Jul 4, 2008

Threat To Beef Exports

This is worrying. Last time this happened a single farmer was at fault, lets hope this time it is the Korean test that is at fault. If it was a farmer or New Zealand processor again this time, lets hope they really throw the book at them. The agriculture agencies in North Asia are always looking for excuses to ban or make our trade more difficult. We need to be aware in everything done on the faarm, and in the production process that slip ups are not acceptable, and that breaches of chemical use rules will be picked up.

Beef exports to South Korea, New Zealand's second-biggest market, are at risk after the discovery of chemical contamination.
Meat tainted with the insecticide endosulfan has prompted an urgent investigation by the New Zealand Food Safety Authority (NZFSA) after a complaint from its South Korean counterpart.
The revelation is likely to be a blow to the industry, which was enjoying a boost in sales in the South Korean market amid a ban on beef from the United States over mad-cow fears.
The reputation of New Zealand beef suffered in 2005 when the misuse of endosulfan on cattle on a single farm led to a recall in the South Korean and Taiwanese markets, costing millions of dollars.
New Zealand beef exports are worth about $1.8 billion, according to Statistics New Zealand.
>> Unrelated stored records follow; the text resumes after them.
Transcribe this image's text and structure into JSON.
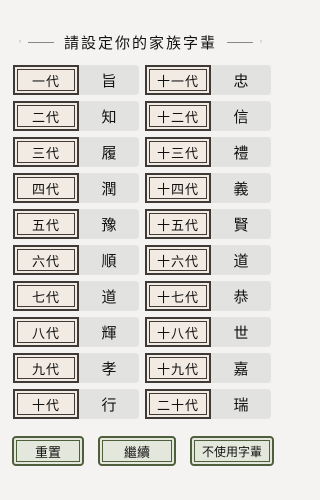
{
  "title": "請設定你的家族字輩",
  "title_decoration": "◦",
  "generations": [
    {
      "left": {
        "label": "一代",
        "char": "旨"
      },
      "right": {
        "label": "十一代",
        "char": "忠"
      }
    },
    {
      "left": {
        "label": "二代",
        "char": "知"
      },
      "right": {
        "label": "十二代",
        "char": "信"
      }
    },
    {
      "left": {
        "label": "三代",
        "char": "履"
      },
      "right": {
        "label": "十三代",
        "char": "禮"
      }
    },
    {
      "left": {
        "label": "四代",
        "char": "潤"
      },
      "right": {
        "label": "十四代",
        "char": "義"
      }
    },
    {
      "left": {
        "label": "五代",
        "char": "豫"
      },
      "right": {
        "label": "十五代",
        "char": "賢"
      }
    },
    {
      "left": {
        "label": "六代",
        "char": "順"
      },
      "right": {
        "label": "十六代",
        "char": "道"
      }
    },
    {
      "left": {
        "label": "七代",
        "char": "道"
      },
      "right": {
        "label": "十七代",
        "char": "恭"
      }
    },
    {
      "left": {
        "label": "八代",
        "char": "輝"
      },
      "right": {
        "label": "十八代",
        "char": "世"
      }
    },
    {
      "left": {
        "label": "九代",
        "char": "孝"
      },
      "right": {
        "label": "十九代",
        "char": "嘉"
      }
    },
    {
      "left": {
        "label": "十代",
        "char": "行"
      },
      "right": {
        "label": "二十代",
        "char": "瑞"
      }
    }
  ],
  "buttons": {
    "reset": "重置",
    "continue": "繼續",
    "skip": "不使用字輩"
  },
  "colors": {
    "background": "#f4f3f1",
    "badge_border": "#3f3a36",
    "button_border": "#4f5f3b"
  }
}
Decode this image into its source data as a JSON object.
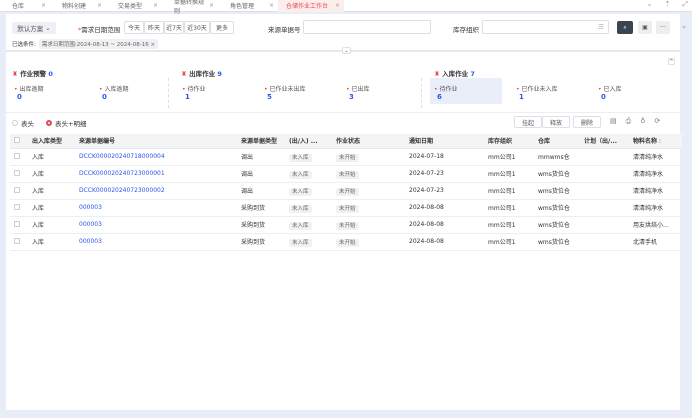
{
  "tabs": [
    {
      "label": "仓库"
    },
    {
      "label": "物料创建"
    },
    {
      "label": "交易类型"
    },
    {
      "label": "单据转换规则"
    },
    {
      "label": "角色管理"
    },
    {
      "label": "仓储作业工作台",
      "active": true
    }
  ],
  "filter": {
    "scheme": "默认方案",
    "date_label": "需求日期范围",
    "quick": [
      "今天",
      "昨天",
      "近7天",
      "近30天",
      "更多"
    ],
    "source_no_label": "来源单据号",
    "source_no_value": "",
    "org_label": "库存组织",
    "org_value": "",
    "selected_label": "已选条件:",
    "selected_tag": "需求日期范围:2024-08-13 ~ 2024-08-16"
  },
  "stats": {
    "warning": {
      "title": "作业预警",
      "count": "0",
      "items": [
        {
          "label": "出库逾期",
          "value": "0"
        },
        {
          "label": "入库逾期",
          "value": "0"
        }
      ]
    },
    "outbound": {
      "title": "出库作业",
      "count": "9",
      "items": [
        {
          "label": "待作业",
          "value": "1"
        },
        {
          "label": "已作业未出库",
          "value": "5"
        },
        {
          "label": "已出库",
          "value": "3"
        }
      ]
    },
    "inbound": {
      "title": "入库作业",
      "count": "7",
      "items": [
        {
          "label": "待作业",
          "value": "6"
        },
        {
          "label": "已作业未入库",
          "value": "1"
        },
        {
          "label": "已入库",
          "value": "0"
        }
      ]
    }
  },
  "view": {
    "options": [
      "表头",
      "表头+明细"
    ],
    "selected": 1
  },
  "actions": {
    "suspend": "挂起",
    "release": "释放",
    "delete": "删除"
  },
  "table": {
    "columns": [
      "出入库类型",
      "来源单据编号",
      "来源单据类型",
      "(出/入) ...",
      "作业状态",
      "通知日期",
      "库存组织",
      "仓库",
      "计划（出/...",
      "物料名称"
    ],
    "rows": [
      [
        "入库",
        "DCCK000020240718000004",
        "调出",
        "未入库",
        "未开始",
        "2024-07-18",
        "mm公司1",
        "mmwms仓",
        "",
        "清清纯净水"
      ],
      [
        "入库",
        "DCCK000020240723000001",
        "调出",
        "未入库",
        "未开始",
        "2024-07-23",
        "mm公司1",
        "wms货位仓",
        "",
        "清清纯净水"
      ],
      [
        "入库",
        "DCCK000020240723000002",
        "调出",
        "未入库",
        "未开始",
        "2024-07-23",
        "mm公司1",
        "wms货位仓",
        "",
        "清清纯净水"
      ],
      [
        "入库",
        "000003",
        "采购到货",
        "未入库",
        "未开始",
        "2024-08-08",
        "mm公司1",
        "wms货位仓",
        "",
        "清清纯净水"
      ],
      [
        "入库",
        "000003",
        "采购到货",
        "未入库",
        "未开始",
        "2024-08-08",
        "mm公司1",
        "wms货位仓",
        "",
        "用友烘焙小..."
      ],
      [
        "入库",
        "000003",
        "采购到货",
        "未入库",
        "未开始",
        "2024-08-08",
        "mm公司1",
        "wms货位仓",
        "",
        "北清手机"
      ]
    ]
  }
}
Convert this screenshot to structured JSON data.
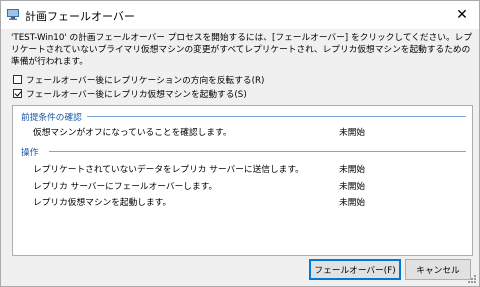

Last year, South Korea was the second-largest market after the United States, at $256 million.